Operational data mining aids in predictive maintenance, identifying potential issues before they occur, thus preventing unscheduled downtime.
Businesses can assess financial, legal, and cybersecurity risks more effectively, developing robust plans for risk mitigation.
Operational efficiencies and reduced redundancy achieved through data mining contribute to cost savings.
Across diverse industries, data mining serves as a cornerstone for analytics applications:
Online retailers mine customer data for targeted marketing and utilize recommendation engines for personalized shopping experiences.
Banks and credit card companies leverage data mining for risk modeling, fraud detection, and customer vetting in loan and credit applications.
Insurers employ data mining for pricing policies and evaluating policy applications, incorporating risk modeling for prospective customers.
Manufacturers enhance operational efficiency and product safety through data mining applications in production plants and supply chain management.
Streaming services analyze user preferences through data mining to make personalized content recommendations based on viewing and listening habits.
Data mining aids in medical diagnosis, treatment planning, and analysis of medical imaging results, contributing significantly to medical research.
While data mining is often associated with data analytics, it's essential to recognize it as a specific facet rather than a synonymous term. Data warehousing supports data mining by providing repositories for datasets, with data lakes emerging as common storage solutions in contemporary big data environments.
The roots of data mining can be traced back to the late 1980s and early 1990s when data warehousing, BI, and analytics technologies began to emerge. The term 'data mining' gained prominence by 1995, coinciding with the First International Conference on Knowledge Discovery and Data Mining held in Montreal. Since then, the field has evolved significantly, witnessing annual conferences and the establishment of technical journals dedicated to data mining and knowledge discovery.

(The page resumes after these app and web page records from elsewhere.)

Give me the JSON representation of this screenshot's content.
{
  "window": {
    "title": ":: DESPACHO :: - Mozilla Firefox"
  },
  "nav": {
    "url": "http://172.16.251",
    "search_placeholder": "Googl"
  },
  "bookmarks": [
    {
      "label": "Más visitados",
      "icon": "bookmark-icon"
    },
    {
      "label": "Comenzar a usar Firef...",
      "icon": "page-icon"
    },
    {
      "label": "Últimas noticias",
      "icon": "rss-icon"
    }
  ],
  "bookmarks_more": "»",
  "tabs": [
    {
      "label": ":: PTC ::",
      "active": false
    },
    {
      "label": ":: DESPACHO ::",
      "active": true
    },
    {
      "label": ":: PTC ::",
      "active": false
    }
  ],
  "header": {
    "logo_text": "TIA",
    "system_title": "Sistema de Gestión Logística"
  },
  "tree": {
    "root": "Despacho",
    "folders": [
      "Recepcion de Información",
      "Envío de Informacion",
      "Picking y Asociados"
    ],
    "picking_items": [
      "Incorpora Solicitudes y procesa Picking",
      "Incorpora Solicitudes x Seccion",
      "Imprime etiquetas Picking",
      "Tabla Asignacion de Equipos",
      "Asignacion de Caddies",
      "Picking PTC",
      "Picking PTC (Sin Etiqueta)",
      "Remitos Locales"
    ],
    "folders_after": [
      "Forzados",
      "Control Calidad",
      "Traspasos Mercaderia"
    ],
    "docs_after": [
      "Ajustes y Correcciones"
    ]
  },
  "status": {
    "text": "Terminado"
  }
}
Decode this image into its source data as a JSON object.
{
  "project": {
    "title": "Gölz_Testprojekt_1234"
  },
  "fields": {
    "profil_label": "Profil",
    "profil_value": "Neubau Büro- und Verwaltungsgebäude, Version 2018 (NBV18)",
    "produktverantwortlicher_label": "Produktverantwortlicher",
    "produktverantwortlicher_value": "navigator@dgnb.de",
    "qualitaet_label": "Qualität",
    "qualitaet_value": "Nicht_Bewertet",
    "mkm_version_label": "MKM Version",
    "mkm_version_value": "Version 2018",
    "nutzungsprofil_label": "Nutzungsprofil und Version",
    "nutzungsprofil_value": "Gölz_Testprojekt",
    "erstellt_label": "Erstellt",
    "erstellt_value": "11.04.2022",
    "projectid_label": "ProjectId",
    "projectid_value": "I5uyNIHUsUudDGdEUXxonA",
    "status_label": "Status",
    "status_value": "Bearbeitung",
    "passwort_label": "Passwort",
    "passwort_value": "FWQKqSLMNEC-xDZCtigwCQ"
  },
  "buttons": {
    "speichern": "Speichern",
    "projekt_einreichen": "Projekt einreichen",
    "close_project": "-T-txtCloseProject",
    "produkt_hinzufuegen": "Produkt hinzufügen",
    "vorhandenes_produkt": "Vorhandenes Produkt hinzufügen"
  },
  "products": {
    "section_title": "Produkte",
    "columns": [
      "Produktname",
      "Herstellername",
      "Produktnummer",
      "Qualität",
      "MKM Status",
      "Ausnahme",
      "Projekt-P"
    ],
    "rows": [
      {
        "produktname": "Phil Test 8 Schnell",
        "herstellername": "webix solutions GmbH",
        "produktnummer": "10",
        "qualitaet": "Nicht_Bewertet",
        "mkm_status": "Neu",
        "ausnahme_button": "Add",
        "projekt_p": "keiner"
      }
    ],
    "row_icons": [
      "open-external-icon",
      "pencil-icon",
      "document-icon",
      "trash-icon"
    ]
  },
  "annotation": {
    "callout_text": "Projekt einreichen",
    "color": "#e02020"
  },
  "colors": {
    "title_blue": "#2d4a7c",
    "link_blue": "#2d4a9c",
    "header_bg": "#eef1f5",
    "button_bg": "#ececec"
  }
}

In conclusion, data mining stands as a dynamic and indispensable tool in the realm of data science and analytics. Defined by its ability to uncover hidden patterns, relationships, and anomalies, data mining empowers businesses across industries to make informed decisions, enhance strategic planning, and gain a competitive advantage. As technology continues to advance, the journey of data mining evolves, promising new possibilities and deeper insights into the vast landscape of data.
Dive into the world of data science with our comprehensive data science course! Unlock the power of analytics, machine learning, and more to shape the future of data-driven decision-making. Enroll now for a transformative learning experience!
>4.5 ratings in Google